Print every entry, word for word, and skip the images.

DATASET RECORDS START

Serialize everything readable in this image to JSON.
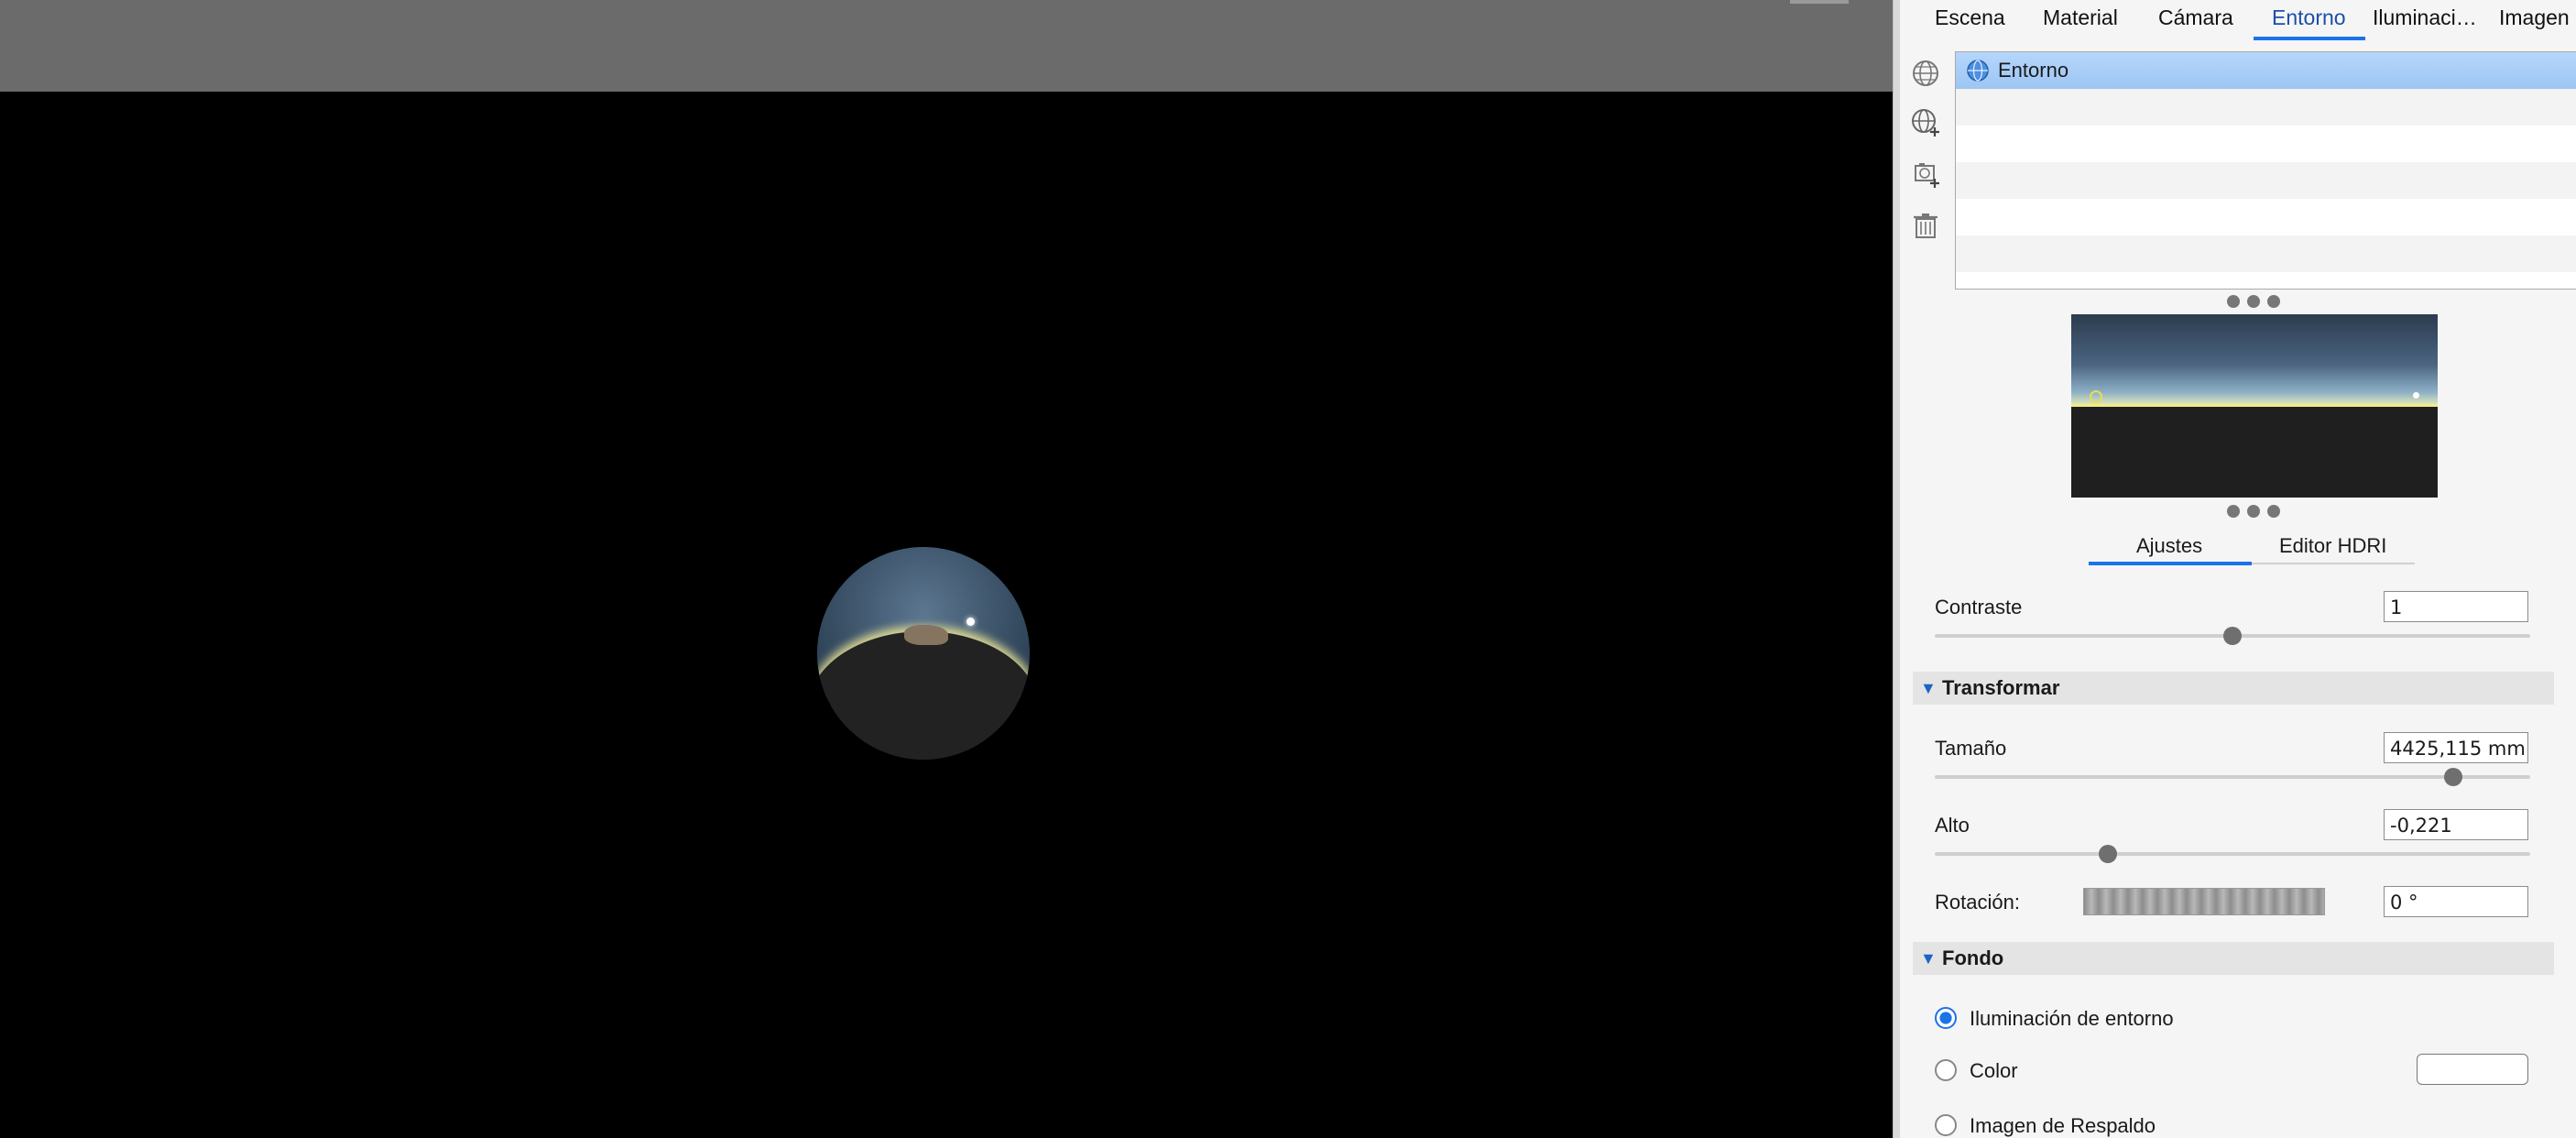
{
  "tabs": [
    "Escena",
    "Material",
    "Cámara",
    "Entorno",
    "Iluminaci…",
    "Imagen"
  ],
  "active_tab": "Entorno",
  "environment_list": {
    "items": [
      "Entorno"
    ],
    "selected": "Entorno"
  },
  "side_icons": [
    "globe-icon",
    "add-globe-icon",
    "add-image-icon",
    "trash-icon"
  ],
  "subtabs": [
    "Ajustes",
    "Editor HDRI"
  ],
  "active_subtab": "Ajustes",
  "contraste": {
    "label": "Contraste",
    "value": "1",
    "slider_fraction": 0.5
  },
  "transformar": {
    "title": "Transformar",
    "tamano": {
      "label": "Tamaño",
      "value": "4425,115 mm",
      "slider_fraction": 0.87
    },
    "alto": {
      "label": "Alto",
      "value": "-0,221",
      "slider_fraction": 0.29
    },
    "rotacion": {
      "label": "Rotación:",
      "value": "0 °"
    }
  },
  "fondo": {
    "title": "Fondo",
    "options": [
      "Iluminación de entorno",
      "Color",
      "Imagen de Respaldo"
    ],
    "selected": "Iluminación de entorno",
    "color_swatch": "#ffffff"
  },
  "colors": {
    "accent": "#1a73e8",
    "selection": "#a9cdf7"
  }
}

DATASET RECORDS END

**FINISHED TASK:**
Serialize everything readable in this image to JSON.
{
  "tabs": [
    "Escena",
    "Material",
    "Cámara",
    "Entorno",
    "Iluminaci…",
    "Imagen"
  ],
  "active_tab": "Entorno",
  "environment_list": {
    "items": [
      "Entorno"
    ],
    "selected": "Entorno"
  },
  "side_icons": [
    "globe-icon",
    "add-globe-icon",
    "add-image-icon",
    "trash-icon"
  ],
  "subtabs": [
    "Ajustes",
    "Editor HDRI"
  ],
  "active_subtab": "Ajustes",
  "contraste": {
    "label": "Contraste",
    "value": "1",
    "slider_fraction": 0.5
  },
  "transformar": {
    "title": "Transformar",
    "tamano": {
      "label": "Tamaño",
      "value": "4425,115 mm",
      "slider_fraction": 0.87
    },
    "alto": {
      "label": "Alto",
      "value": "-0,221",
      "slider_fraction": 0.29
    },
    "rotacion": {
      "label": "Rotación:",
      "value": "0 °"
    }
  },
  "fondo": {
    "title": "Fondo",
    "options": [
      "Iluminación de entorno",
      "Color",
      "Imagen de Respaldo"
    ],
    "selected": "Iluminación de entorno",
    "color_swatch": "#ffffff"
  },
  "colors": {
    "accent": "#1a73e8",
    "selection": "#a9cdf7"
  }
}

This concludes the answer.